ArrowArtboardCreated with Sketch.Title ChevronTitle ChevronIcon FacebookIcon LinkedinIcon Mail ContactPath LayerIcon MailPositive ArrowIcon Print
Inside Japanese politics

Japan's political parties lose sway under stronger prime ministers

LDP and Komeito see influence ebb as decision-making grows more centralized

Komeito leader Natsuo Yamaguchi, right, and Prime Minister Yoshihide Suga. Komeito, a member of the ruling coalition, is hurrying to build a direct relationship with the prime minister's office.

TOKYO -- Although the prime minister's leadership has grown stronger, Japan's party politics are adrift. The Liberal Democratic Party's Policy Research Council, its policy coordination body where lawmakers from the "policy tribes" once were active, is a shell of its former self. The Komeito party, which joined the LDP to form the ruling coalition in 1999, has also been coordinating less with the LDP itself and focusing more on strengthening its ties with the prime minister's office.

"Can you set up an Article 79 agency and move ahead with it?" On April 1, Prime Minister Yoshihide Suga, also the LDP president, discussed one of his policy ideas with LDP Secretary-General Toshihiro Nikai at the prime minister's office.

Sponsored Content

About Sponsored Content This content was commissioned by Nikkei's Global Business Bureau.

Nikkei Asian Review, now known as Nikkei Asia, will be the voice of the Asian Century.

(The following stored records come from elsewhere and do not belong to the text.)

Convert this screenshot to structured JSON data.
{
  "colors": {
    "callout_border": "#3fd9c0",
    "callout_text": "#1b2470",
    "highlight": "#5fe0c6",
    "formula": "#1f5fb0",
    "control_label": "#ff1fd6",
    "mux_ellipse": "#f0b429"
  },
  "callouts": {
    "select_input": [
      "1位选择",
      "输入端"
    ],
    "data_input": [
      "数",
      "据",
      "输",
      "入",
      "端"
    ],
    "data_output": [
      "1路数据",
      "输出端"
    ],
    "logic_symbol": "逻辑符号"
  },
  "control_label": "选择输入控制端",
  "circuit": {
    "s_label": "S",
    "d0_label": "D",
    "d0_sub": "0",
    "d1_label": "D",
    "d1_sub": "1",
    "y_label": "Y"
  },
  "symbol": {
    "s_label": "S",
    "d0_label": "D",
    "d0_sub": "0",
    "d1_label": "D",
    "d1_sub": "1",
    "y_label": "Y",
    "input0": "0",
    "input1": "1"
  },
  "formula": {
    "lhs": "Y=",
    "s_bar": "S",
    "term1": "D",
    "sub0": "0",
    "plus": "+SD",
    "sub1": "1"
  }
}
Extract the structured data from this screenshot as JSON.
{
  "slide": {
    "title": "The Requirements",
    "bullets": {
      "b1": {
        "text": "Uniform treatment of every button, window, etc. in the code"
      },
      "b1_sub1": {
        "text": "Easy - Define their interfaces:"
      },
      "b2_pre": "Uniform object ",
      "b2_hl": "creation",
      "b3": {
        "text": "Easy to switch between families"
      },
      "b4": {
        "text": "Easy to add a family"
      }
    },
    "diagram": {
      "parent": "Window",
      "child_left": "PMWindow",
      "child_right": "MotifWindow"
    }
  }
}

Celebrate our next chapter
Free access for everyone - Sep. 30

Find out more